Workshop Materials List

1. Clay – Chavant Le Beau Touche. Get the regular clay, not HM (high melt).
2. Clay warming devices, a metal bucket with a clamp on heat lamp or 100 W bulb works great.
3. Tie wire.
4. Aluminum foil.
5. Scissors.
6. Favorite sculpture tools.
7. Plank of wood (pine) approximately 8″ x 8″ x 2″.
Bring as many planks as you wish…the wood is used as the base for your sculpture.
8. Plumber’s pipe, 1/2″ threaded: Bring several different lengths…up to 10″…not PVC pipe.
Plumber’s pipe T joint.
Plumber’s pipe couplers.
Plumber’s pipe flange.
9. Screws and screwdriver to secure the flange to wood…this may be done before you arrive. (Place flange in the center of plank)
10. Wire cutters
11. Needle nose pliers
12. Rubber mallet.
13. Spatula
14. Measuring devices such as rulers, measuring tape, dividers, and calipers.
15. Because we concentrate on BIRDS IN FLIGHT, live models in the classroom are more distracting than useful. I will demonstrate the technique of constructing a cantilevered bird armature that can be used for many different bird species and will show you how to assemble shapes to capture the “gist” of the specific bird.
16. Bird field guides such as Peterson, Stokes, Golden, or Sibley. Sibley’s Guide to Birds (not Sibley’s Guide to Bird Life and Behavior) is best if bringing only one field guide. This popular book can usually be purchased at any bookstore.

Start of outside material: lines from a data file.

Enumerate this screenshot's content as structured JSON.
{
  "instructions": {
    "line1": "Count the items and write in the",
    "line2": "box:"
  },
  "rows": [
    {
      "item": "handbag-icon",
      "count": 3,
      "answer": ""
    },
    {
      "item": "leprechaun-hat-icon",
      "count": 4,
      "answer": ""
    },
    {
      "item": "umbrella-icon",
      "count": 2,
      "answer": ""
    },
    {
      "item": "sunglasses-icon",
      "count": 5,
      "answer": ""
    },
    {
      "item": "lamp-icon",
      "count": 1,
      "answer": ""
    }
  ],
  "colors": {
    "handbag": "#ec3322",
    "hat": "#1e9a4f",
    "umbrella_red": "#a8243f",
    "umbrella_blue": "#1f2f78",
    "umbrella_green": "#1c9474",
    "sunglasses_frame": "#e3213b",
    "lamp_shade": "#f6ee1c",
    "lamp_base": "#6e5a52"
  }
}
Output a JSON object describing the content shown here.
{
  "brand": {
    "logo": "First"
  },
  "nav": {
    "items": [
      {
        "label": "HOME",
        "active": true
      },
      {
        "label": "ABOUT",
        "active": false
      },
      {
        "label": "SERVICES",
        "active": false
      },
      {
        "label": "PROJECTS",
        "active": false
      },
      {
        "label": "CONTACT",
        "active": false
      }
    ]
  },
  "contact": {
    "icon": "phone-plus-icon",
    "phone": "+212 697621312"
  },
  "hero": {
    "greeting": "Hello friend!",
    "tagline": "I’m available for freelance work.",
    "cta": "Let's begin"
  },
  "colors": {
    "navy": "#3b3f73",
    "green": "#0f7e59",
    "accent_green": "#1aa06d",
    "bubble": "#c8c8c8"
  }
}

17. Bring your laptop to the class if possible.
18. Bring your sketchbook.

1 Lake Circle Colorado Springs, Colorado 80906